Our first stop is always our library catalog. Winning Track and Field for Girls by Ed Housewright is filled with historical information about the sports and athletes, technical information including drills, workouts, and records through the early part of this decade. However, the answer to our question was not to be found. Spalding Book of Rules by Bingo Broido and The Book of Rules: a visual guide to laws of every commonly played sport and game were the next sources we examined. The Book of Rules addressed the first part of our patron’s question. “In races of 200 m or less, the wind speed should be recorded wherever possible. . .the wind should be measured for a 13-second period in hurdle events and for 10 seconds in others. . .An aiding wind of more than 2 m per second nullifies a record time” (p.180).
As neither book gave any information about head winds, we next took a look at USA Track & Field website. According to the site, many athletes have been breaking world records at the Olympic trials. On June 29, 2008 at the trials in Eugene, Oregon, with 4.1 meters per second wind behind him, Tyson Gay ran the fastest 100 m ever run, 9.68. Unfortunately, because of the aforementioned rule this will not be counted as a world record. “Article V – Records” of the 2008 USATF Competition Rules (p.155) includes the wind reading requirements for the 200 Meter Hurdles (Youth Athletics), the Long Jump, Triple Jump, and the Combined Events. It seems that while a strong tail wind is taken into consideration in these events, head winds are not. Presumably because if you break a record going into a strong head wind, you have truly earned the distinction.
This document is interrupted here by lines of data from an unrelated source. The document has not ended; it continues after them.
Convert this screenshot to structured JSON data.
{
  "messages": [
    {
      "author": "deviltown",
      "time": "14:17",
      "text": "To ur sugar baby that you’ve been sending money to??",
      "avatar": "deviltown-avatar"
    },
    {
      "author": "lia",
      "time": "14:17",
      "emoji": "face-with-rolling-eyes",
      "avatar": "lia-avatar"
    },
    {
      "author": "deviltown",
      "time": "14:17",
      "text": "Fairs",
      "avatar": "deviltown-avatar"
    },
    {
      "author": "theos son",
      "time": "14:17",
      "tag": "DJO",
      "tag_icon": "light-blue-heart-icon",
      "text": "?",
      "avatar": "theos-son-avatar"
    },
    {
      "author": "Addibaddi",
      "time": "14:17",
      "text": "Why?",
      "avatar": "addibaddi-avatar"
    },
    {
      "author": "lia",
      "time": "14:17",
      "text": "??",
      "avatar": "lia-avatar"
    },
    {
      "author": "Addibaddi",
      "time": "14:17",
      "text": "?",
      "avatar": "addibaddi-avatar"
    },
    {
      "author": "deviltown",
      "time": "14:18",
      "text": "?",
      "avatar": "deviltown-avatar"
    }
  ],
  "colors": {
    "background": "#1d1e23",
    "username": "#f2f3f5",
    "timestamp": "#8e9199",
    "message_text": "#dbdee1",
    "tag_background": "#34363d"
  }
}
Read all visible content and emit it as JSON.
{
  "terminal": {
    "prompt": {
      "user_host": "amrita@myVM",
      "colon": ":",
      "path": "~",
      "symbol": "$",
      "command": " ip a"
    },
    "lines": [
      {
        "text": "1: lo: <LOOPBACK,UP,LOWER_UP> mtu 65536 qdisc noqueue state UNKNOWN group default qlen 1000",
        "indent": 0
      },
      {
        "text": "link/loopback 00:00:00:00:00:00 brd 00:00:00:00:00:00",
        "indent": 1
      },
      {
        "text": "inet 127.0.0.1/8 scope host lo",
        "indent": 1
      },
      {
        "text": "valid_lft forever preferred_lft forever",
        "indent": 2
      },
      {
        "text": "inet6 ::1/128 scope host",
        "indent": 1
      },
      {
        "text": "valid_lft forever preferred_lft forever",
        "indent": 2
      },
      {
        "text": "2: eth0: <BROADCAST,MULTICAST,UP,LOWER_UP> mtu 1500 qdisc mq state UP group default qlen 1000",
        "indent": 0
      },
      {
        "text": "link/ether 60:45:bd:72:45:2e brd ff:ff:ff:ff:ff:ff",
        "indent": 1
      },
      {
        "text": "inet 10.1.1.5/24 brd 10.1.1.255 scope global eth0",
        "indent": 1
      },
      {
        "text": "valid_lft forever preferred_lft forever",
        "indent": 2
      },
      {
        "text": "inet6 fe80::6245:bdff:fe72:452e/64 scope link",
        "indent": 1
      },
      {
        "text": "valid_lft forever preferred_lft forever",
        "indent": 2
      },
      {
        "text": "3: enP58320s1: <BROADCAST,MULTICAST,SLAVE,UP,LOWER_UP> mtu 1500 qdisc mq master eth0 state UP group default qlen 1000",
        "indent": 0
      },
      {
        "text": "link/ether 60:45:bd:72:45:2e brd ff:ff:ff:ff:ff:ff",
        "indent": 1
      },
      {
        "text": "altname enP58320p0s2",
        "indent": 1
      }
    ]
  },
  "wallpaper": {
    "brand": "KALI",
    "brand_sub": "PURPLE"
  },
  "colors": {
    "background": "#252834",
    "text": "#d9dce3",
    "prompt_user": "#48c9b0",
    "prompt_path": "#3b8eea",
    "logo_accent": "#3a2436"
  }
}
Before this year’s summer Olympics begin, learn more with A Picture History of the Olympics by James Coote and 100 Greatest Moments in Olympic History by Bob Greenspan. Get in a winner’s mindset by participating in the last few weeks of Game On @ the Newton Falls Public Library. There are still prizes, including fantastic grand prizes of gift certificates, tickets and more, to be won by readers of all ages.